I was raised in a Christian household. We went to church every Sunday, complete with yelling and crashing and banging, jumping on the bed moments before we needed to leave, outfit changes and hasty breakfasts and everything that comes along with corralling overactive three children into nice clothes and out to the minivan in time for an 8 am service. Church was fun, back then. There were snacks when we got there, and books with so many songs that it was impossible to sing them all. There was summer camp, there were plays, there were stories told with cutout figures that pressed onto a felt desert backdrop.
It was ideal for a young child - a caring, giving community that worked together to raise their children with common ideals and support their growth into adulthood. When I was ten, an elderly woman in the church became my mentor and we occasionally had brunch together, mostly talking about the things I learned in school and the petty grievances I had with my brothers.

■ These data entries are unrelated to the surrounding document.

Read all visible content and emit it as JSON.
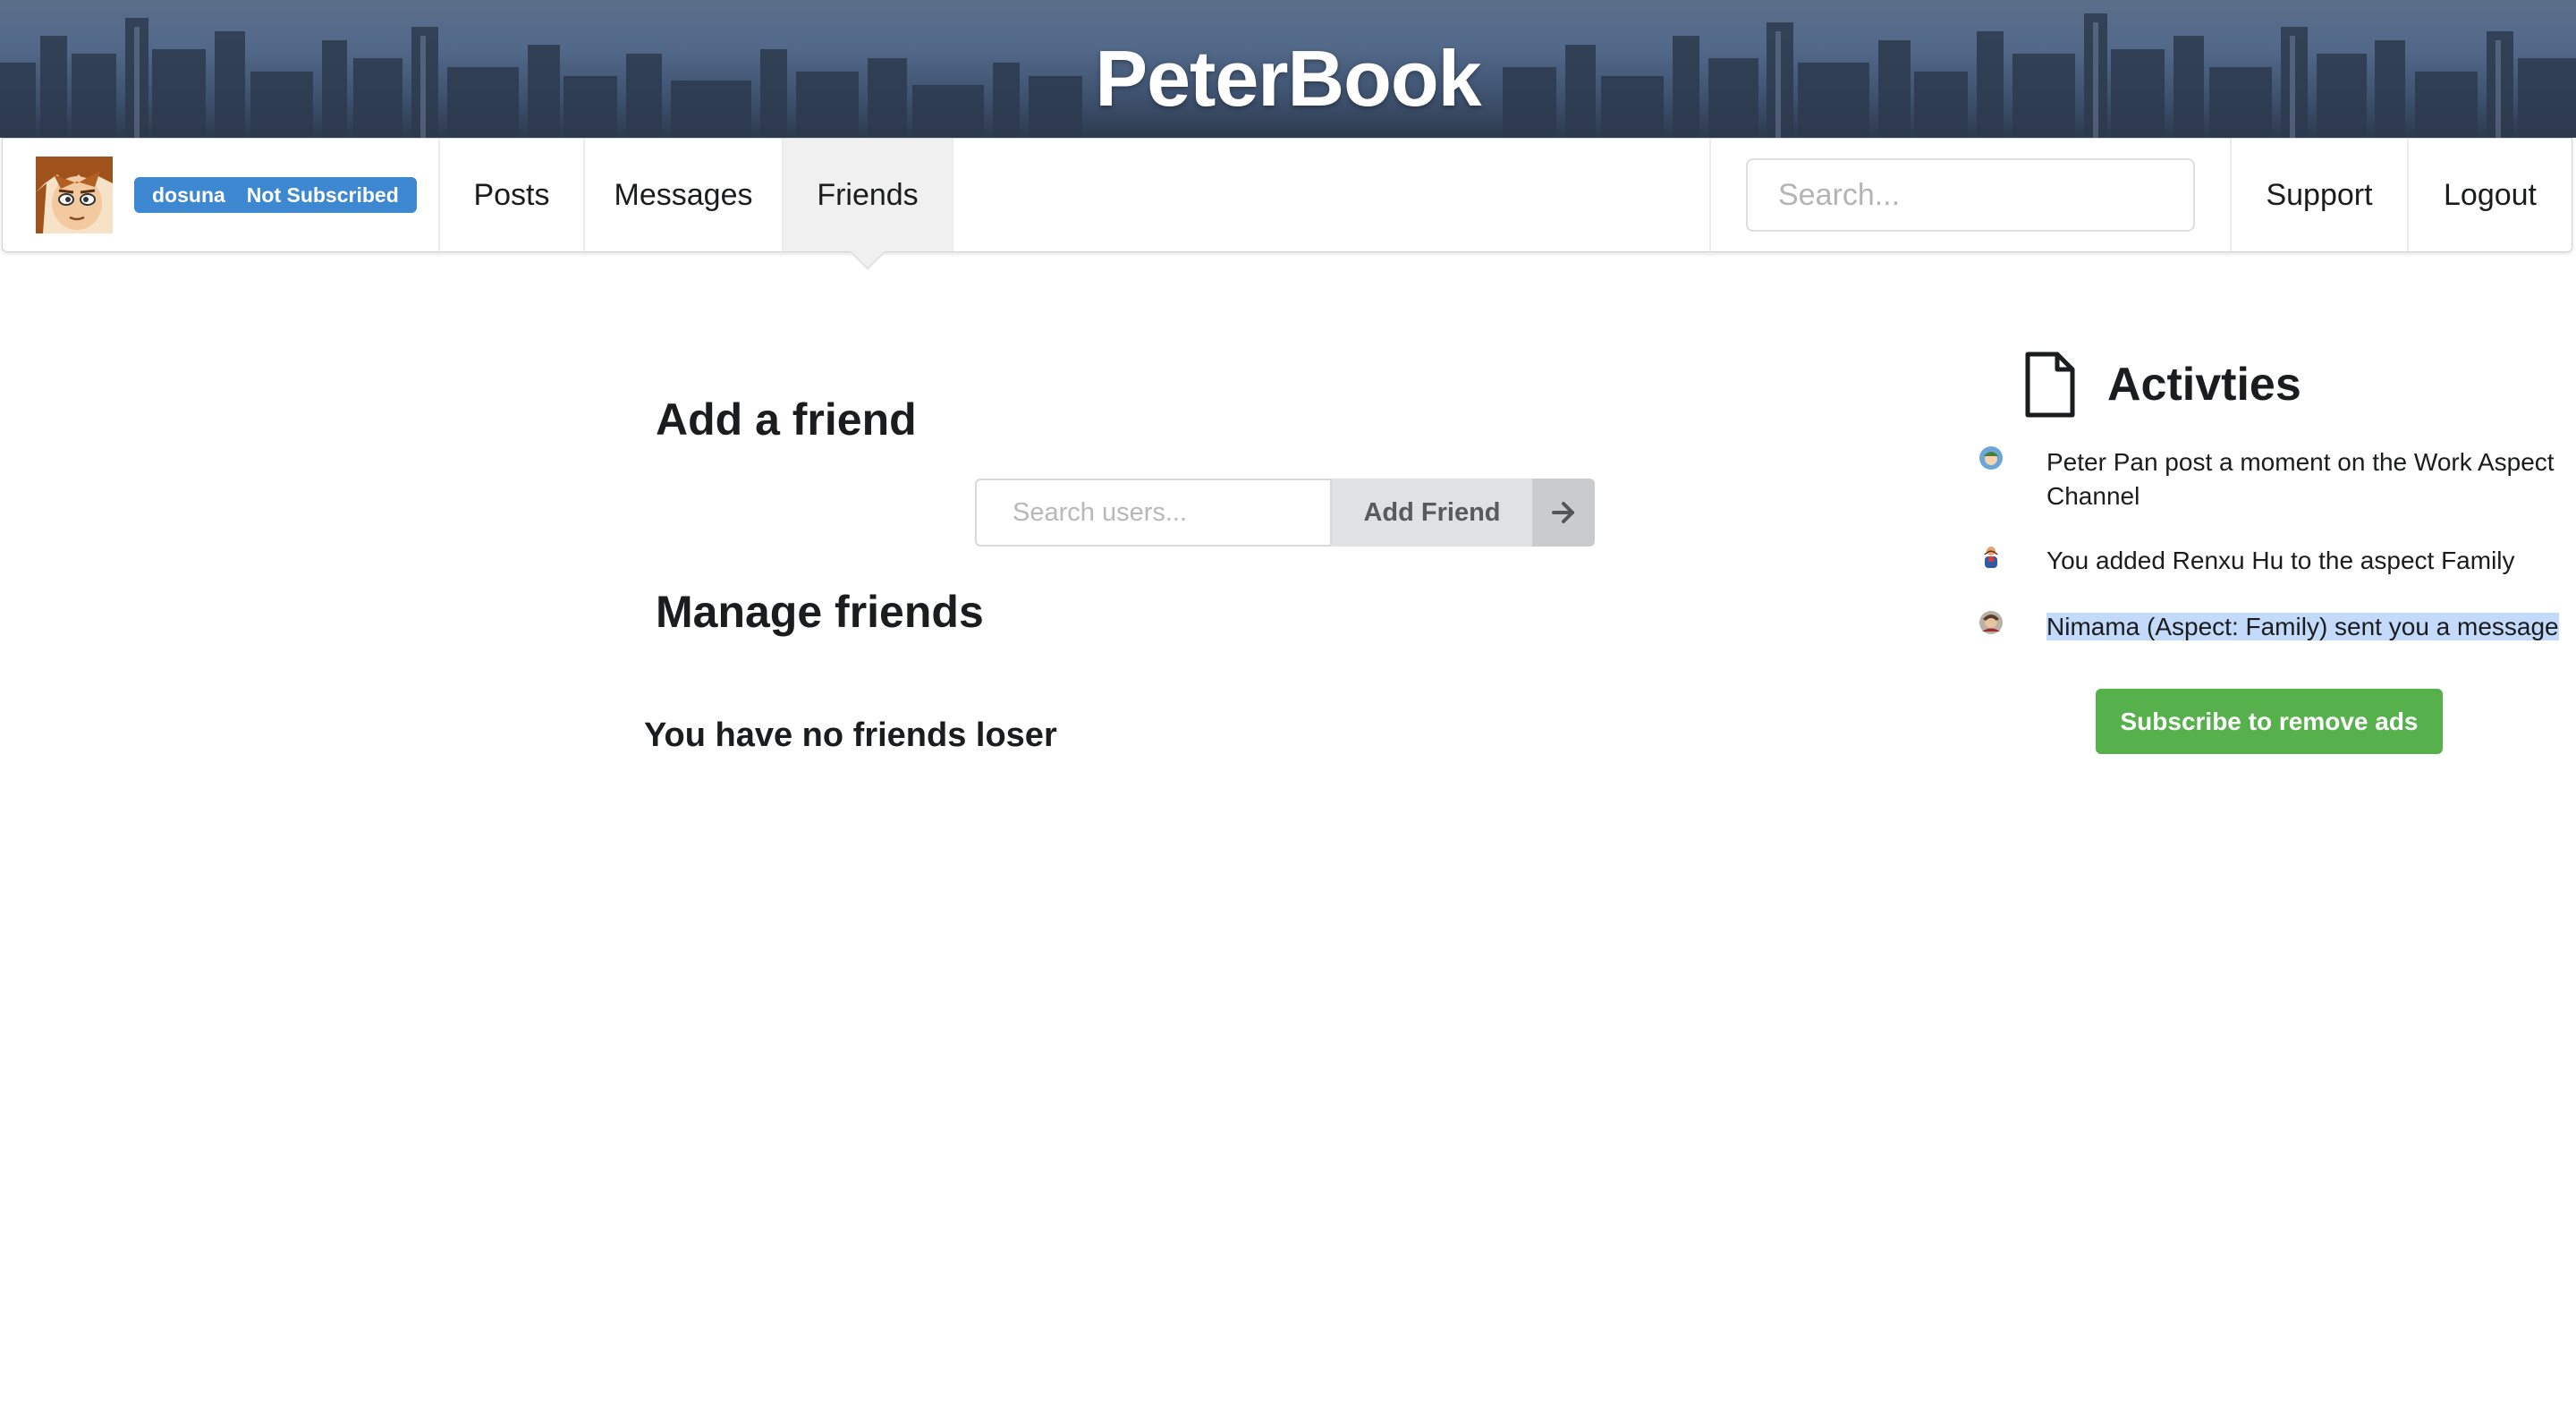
{
  "banner": {
    "title": "PeterBook"
  },
  "user": {
    "username": "dosuna",
    "subscription": "Not Subscribed",
    "avatar_icon": "user-avatar"
  },
  "nav": {
    "posts": "Posts",
    "messages": "Messages",
    "friends": "Friends",
    "active": "Friends",
    "search_placeholder": "Search...",
    "support": "Support",
    "logout": "Logout"
  },
  "main": {
    "add_heading": "Add a friend",
    "user_search_placeholder": "Search users...",
    "add_button": "Add Friend",
    "manage_heading": "Manage friends",
    "empty_message": "You have no friends loser"
  },
  "activities": {
    "title": "Activties",
    "items": [
      {
        "text": "Peter Pan post a moment on the Work Aspect Channel",
        "icon": "user-avatar-small"
      },
      {
        "text": "You added Renxu Hu to the aspect Family",
        "icon": "user-avatar-small"
      },
      {
        "text": "Nimama (Aspect: Family) sent you a message",
        "icon": "user-avatar-small",
        "highlighted": true
      }
    ],
    "subscribe_button": "Subscribe to remove ads"
  },
  "colors": {
    "badge": "#3d88d0",
    "subscribe": "#56b14d",
    "active_tab": "#f0f0f0",
    "highlight": "#c3dafb"
  }
}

I don't remember her name, but I'm glad she gave her time to me. Most of the adults in my life then gave selflessly, perhaps not knowing I would barely remember them later, but at least knowing it was a one-sided effort.
Then I grew older, into my teens. And I noticed the discrepancies between what we learned in church and what we did outside of it. The strangest part was that I found myself getting along better with the people who didn't believe in religion. These people were kinder, more open, more excited to enjoy their lives. The people I went to church with were catty and cruel.
I realize now, years later than it should have taken, that this behavior had more to do with the specific church, the specific town, and the culture it encouraged.
There are incredible people in my life now, both those who have a religion and those who don't, and I've found that judging a person by their beliefs is unacceptable. This goes two ways - I can no more assume that a person will behave as kind and honest as their religion says they should than I can expect them to behave like a hypocrite.
Now that I've let go of my anger and disappointment, I can turn to the important issue: What I believe. It's a long and personal search, one that will likely never have a true answer. I'm picking up the pieces of a religion I threw away long ago, dusting it off, examining the broken and unusable bits, and trying to discover if there's enough left to make something whole. No one can say if what I make for myself will match anyone else's, but I want to get the message out there: I'm reexamining. I'm not confrontational anymore. I want to hear what others have to say.